Aim of the exercise: The data must be returned in full, with no character altered.
─── Extracted information ───
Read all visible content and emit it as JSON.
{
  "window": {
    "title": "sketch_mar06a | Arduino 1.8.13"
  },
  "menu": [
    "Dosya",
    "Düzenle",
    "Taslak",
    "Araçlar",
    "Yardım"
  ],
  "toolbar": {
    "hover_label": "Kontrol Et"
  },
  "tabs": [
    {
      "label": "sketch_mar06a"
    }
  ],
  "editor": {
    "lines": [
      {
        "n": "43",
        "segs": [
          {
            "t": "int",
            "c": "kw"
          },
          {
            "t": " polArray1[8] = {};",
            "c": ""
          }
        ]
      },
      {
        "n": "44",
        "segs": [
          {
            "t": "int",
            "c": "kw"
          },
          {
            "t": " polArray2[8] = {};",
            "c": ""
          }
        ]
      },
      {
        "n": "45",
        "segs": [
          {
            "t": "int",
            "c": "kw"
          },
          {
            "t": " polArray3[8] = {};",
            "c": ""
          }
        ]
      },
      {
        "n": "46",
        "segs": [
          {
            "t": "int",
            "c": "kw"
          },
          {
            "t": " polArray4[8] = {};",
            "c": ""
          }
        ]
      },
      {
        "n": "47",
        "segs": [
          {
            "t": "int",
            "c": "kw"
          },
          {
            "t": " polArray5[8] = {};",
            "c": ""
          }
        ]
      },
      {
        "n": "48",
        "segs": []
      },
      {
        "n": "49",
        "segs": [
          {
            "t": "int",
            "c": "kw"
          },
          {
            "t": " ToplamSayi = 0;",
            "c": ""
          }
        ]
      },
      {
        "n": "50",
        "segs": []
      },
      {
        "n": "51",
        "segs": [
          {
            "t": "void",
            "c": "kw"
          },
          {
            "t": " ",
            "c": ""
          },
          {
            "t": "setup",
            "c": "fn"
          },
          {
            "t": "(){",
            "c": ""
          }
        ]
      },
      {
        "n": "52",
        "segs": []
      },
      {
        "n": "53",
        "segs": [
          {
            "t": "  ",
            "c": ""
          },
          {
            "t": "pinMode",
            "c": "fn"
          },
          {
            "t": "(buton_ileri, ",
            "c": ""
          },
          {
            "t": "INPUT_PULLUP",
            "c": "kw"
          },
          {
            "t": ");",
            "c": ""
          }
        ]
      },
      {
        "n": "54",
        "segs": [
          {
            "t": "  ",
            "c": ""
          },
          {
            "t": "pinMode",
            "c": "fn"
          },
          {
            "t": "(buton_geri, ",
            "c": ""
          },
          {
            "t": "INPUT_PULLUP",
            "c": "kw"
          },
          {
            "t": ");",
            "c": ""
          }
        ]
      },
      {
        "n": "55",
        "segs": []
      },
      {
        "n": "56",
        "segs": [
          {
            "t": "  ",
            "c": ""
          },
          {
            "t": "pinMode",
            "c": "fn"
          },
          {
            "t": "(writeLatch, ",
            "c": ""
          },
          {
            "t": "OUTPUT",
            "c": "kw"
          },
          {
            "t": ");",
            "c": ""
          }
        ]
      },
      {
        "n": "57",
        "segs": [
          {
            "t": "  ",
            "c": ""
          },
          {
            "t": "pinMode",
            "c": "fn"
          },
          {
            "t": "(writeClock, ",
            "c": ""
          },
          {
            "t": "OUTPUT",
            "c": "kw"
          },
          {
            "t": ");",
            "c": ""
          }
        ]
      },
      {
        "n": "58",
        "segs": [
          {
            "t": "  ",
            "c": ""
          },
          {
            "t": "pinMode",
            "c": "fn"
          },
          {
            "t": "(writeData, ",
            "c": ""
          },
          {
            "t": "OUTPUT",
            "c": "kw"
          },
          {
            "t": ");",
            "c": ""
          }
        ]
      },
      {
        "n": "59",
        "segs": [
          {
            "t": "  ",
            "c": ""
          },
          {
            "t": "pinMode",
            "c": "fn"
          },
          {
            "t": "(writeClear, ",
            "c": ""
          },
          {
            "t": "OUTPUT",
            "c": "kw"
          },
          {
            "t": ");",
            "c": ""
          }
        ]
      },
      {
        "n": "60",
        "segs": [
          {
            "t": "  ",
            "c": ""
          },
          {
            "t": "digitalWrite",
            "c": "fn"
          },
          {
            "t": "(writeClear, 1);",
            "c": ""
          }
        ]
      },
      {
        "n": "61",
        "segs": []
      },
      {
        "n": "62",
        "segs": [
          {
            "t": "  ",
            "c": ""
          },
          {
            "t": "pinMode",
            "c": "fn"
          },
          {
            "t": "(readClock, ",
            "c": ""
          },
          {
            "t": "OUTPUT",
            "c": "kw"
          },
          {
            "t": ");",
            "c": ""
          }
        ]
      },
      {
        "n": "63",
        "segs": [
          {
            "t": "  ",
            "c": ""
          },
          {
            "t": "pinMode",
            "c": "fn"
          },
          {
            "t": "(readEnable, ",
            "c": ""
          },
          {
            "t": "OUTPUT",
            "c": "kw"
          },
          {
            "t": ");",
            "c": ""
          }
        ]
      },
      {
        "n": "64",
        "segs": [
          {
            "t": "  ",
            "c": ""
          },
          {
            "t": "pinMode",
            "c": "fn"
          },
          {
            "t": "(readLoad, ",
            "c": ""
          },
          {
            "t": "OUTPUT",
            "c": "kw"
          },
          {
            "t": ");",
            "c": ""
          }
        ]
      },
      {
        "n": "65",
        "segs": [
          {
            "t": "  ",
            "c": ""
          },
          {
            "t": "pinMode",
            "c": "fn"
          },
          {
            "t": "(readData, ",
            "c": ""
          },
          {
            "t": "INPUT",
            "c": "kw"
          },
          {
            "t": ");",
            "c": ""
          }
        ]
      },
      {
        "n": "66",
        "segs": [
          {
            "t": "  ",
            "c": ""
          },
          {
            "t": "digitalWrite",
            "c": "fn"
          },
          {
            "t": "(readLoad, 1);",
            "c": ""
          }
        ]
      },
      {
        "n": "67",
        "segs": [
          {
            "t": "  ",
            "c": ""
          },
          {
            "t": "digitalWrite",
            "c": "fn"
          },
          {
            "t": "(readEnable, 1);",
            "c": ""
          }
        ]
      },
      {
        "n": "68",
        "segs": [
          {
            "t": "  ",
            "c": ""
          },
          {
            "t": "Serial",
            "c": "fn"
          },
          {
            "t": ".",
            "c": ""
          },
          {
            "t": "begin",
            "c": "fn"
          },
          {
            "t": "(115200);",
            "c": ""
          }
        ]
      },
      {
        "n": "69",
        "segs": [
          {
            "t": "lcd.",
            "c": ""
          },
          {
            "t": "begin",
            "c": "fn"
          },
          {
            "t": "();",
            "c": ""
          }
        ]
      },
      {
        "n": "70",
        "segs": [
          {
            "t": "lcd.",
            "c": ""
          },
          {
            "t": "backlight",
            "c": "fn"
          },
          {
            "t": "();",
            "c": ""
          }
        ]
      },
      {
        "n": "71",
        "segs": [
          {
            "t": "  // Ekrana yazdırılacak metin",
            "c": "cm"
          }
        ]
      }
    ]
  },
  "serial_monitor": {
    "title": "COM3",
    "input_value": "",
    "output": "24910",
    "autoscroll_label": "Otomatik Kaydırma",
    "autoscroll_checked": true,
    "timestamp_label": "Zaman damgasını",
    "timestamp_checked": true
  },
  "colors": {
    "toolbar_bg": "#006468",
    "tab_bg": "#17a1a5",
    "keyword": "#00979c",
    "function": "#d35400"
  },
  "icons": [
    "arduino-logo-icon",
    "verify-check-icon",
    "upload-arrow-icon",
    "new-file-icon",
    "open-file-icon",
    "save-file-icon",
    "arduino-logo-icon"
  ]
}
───
Output for this task:
Read all visible content and emit it as JSON.
{
  "window": {
    "title": "sketch_mar06a | Arduino 1.8.13"
  },
  "menu": [
    "Dosya",
    "Düzenle",
    "Taslak",
    "Araçlar",
    "Yardım"
  ],
  "toolbar": {
    "hover_label": "Kontrol Et"
  },
  "tabs": [
    {
      "label": "sketch_mar06a"
    }
  ],
  "editor": {
    "lines": [
      {
        "n": "43",
        "segs": [
          {
            "t": "int",
            "c": "kw"
          },
          {
            "t": " polArray1[8] = {};",
            "c": ""
          }
        ]
      },
      {
        "n": "44",
        "segs": [
          {
            "t": "int",
            "c": "kw"
          },
          {
            "t": " polArray2[8] = {};",
            "c": ""
          }
        ]
      },
      {
        "n": "45",
        "segs": [
          {
            "t": "int",
            "c": "kw"
          },
          {
            "t": " polArray3[8] = {};",
            "c": ""
          }
        ]
      },
      {
        "n": "46",
        "segs": [
          {
            "t": "int",
            "c": "kw"
          },
          {
            "t": " polArray4[8] = {};",
            "c": ""
          }
        ]
      },
      {
        "n": "47",
        "segs": [
          {
            "t": "int",
            "c": "kw"
          },
          {
            "t": " polArray5[8] = {};",
            "c": ""
          }
        ]
      },
      {
        "n": "48",
        "segs": []
      },
      {
        "n": "49",
        "segs": [
          {
            "t": "int",
            "c": "kw"
          },
          {
            "t": " ToplamSayi = 0;",
            "c": ""
          }
        ]
      },
      {
        "n": "50",
        "segs": []
      },
      {
        "n": "51",
        "segs": [
          {
            "t": "void",
            "c": "kw"
          },
          {
            "t": " ",
            "c": ""
          },
          {
            "t": "setup",
            "c": "fn"
          },
          {
            "t": "(){",
            "c": ""
          }
        ]
      },
      {
        "n": "52",
        "segs": []
      },
      {
        "n": "53",
        "segs": [
          {
            "t": "  ",
            "c": ""
          },
          {
            "t": "pinMode",
            "c": "fn"
          },
          {
            "t": "(buton_ileri, ",
            "c": ""
          },
          {
            "t": "INPUT_PULLUP",
            "c": "kw"
          },
          {
            "t": ");",
            "c": ""
          }
        ]
      },
      {
        "n": "54",
        "segs": [
          {
            "t": "  ",
            "c": ""
          },
          {
            "t": "pinMode",
            "c": "fn"
          },
          {
            "t": "(buton_geri, ",
            "c": ""
          },
          {
            "t": "INPUT_PULLUP",
            "c": "kw"
          },
          {
            "t": ");",
            "c": ""
          }
        ]
      },
      {
        "n": "55",
        "segs": []
      },
      {
        "n": "56",
        "segs": [
          {
            "t": "  ",
            "c": ""
          },
          {
            "t": "pinMode",
            "c": "fn"
          },
          {
            "t": "(writeLatch, ",
            "c": ""
          },
          {
            "t": "OUTPUT",
            "c": "kw"
          },
          {
            "t": ");",
            "c": ""
          }
        ]
      },
      {
        "n": "57",
        "segs": [
          {
            "t": "  ",
            "c": ""
          },
          {
            "t": "pinMode",
            "c": "fn"
          },
          {
            "t": "(writeClock, ",
            "c": ""
          },
          {
            "t": "OUTPUT",
            "c": "kw"
          },
          {
            "t": ");",
            "c": ""
          }
        ]
      },
      {
        "n": "58",
        "segs": [
          {
            "t": "  ",
            "c": ""
          },
          {
            "t": "pinMode",
            "c": "fn"
          },
          {
            "t": "(writeData, ",
            "c": ""
          },
          {
            "t": "OUTPUT",
            "c": "kw"
          },
          {
            "t": ");",
            "c": ""
          }
        ]
      },
      {
        "n": "59",
        "segs": [
          {
            "t": "  ",
            "c": ""
          },
          {
            "t": "pinMode",
            "c": "fn"
          },
          {
            "t": "(writeClear, ",
            "c": ""
          },
          {
            "t": "OUTPUT",
            "c": "kw"
          },
          {
            "t": ");",
            "c": ""
          }
        ]
      },
      {
        "n": "60",
        "segs": [
          {
            "t": "  ",
            "c": ""
          },
          {
            "t": "digitalWrite",
            "c": "fn"
          },
          {
            "t": "(writeClear, 1);",
            "c": ""
          }
        ]
      },
      {
        "n": "61",
        "segs": []
      },
      {
        "n": "62",
        "segs": [
          {
            "t": "  ",
            "c": ""
          },
          {
            "t": "pinMode",
            "c": "fn"
          },
          {
            "t": "(readClock, ",
            "c": ""
          },
          {
            "t": "OUTPUT",
            "c": "kw"
          },
          {
            "t": ");",
            "c": ""
          }
        ]
      },
      {
        "n": "63",
        "segs": [
          {
            "t": "  ",
            "c": ""
          },
          {
            "t": "pinMode",
            "c": "fn"
          },
          {
            "t": "(readEnable, ",
            "c": ""
          },
          {
            "t": "OUTPUT",
            "c": "kw"
          },
          {
            "t": ");",
            "c": ""
          }
        ]
      },
      {
        "n": "64",
        "segs": [
          {
            "t": "  ",
            "c": ""
          },
          {
            "t": "pinMode",
            "c": "fn"
          },
          {
            "t": "(readLoad, ",
            "c": ""
          },
          {
            "t": "OUTPUT",
            "c": "kw"
          },
          {
            "t": ");",
            "c": ""
          }
        ]
      },
      {
        "n": "65",
        "segs": [
          {
            "t": "  ",
            "c": ""
          },
          {
            "t": "pinMode",
            "c": "fn"
          },
          {
            "t": "(readData, ",
            "c": ""
          },
          {
            "t": "INPUT",
            "c": "kw"
          },
          {
            "t": ");",
            "c": ""
          }
        ]
      },
      {
        "n": "66",
        "segs": [
          {
            "t": "  ",
            "c": ""
          },
          {
            "t": "digitalWrite",
            "c": "fn"
          },
          {
            "t": "(readLoad, 1);",
            "c": ""
          }
        ]
      },
      {
        "n": "67",
        "segs": [
          {
            "t": "  ",
            "c": ""
          },
          {
            "t": "digitalWrite",
            "c": "fn"
          },
          {
            "t": "(readEnable, 1);",
            "c": ""
          }
        ]
      },
      {
        "n": "68",
        "segs": [
          {
            "t": "  ",
            "c": ""
          },
          {
            "t": "Serial",
            "c": "fn"
          },
          {
            "t": ".",
            "c": ""
          },
          {
            "t": "begin",
            "c": "fn"
          },
          {
            "t": "(115200);",
            "c": ""
          }
        ]
      },
      {
        "n": "69",
        "segs": [
          {
            "t": "lcd.",
            "c": ""
          },
          {
            "t": "begin",
            "c": "fn"
          },
          {
            "t": "();",
            "c": ""
          }
        ]
      },
      {
        "n": "70",
        "segs": [
          {
            "t": "lcd.",
            "c": ""
          },
          {
            "t": "backlight",
            "c": "fn"
          },
          {
            "t": "();",
            "c": ""
          }
        ]
      },
      {
        "n": "71",
        "segs": [
          {
            "t": "  // Ekrana yazdırılacak metin",
            "c": "cm"
          }
        ]
      }
    ]
  },
  "serial_monitor": {
    "title": "COM3",
    "input_value": "",
    "output": "24910",
    "autoscroll_label": "Otomatik Kaydırma",
    "autoscroll_checked": true,
    "timestamp_label": "Zaman damgasını",
    "timestamp_checked": true
  },
  "colors": {
    "toolbar_bg": "#006468",
    "tab_bg": "#17a1a5",
    "keyword": "#00979c",
    "function": "#d35400"
  },
  "icons": [
    "arduino-logo-icon",
    "verify-check-icon",
    "upload-arrow-icon",
    "new-file-icon",
    "open-file-icon",
    "save-file-icon",
    "arduino-logo-icon"
  ]
}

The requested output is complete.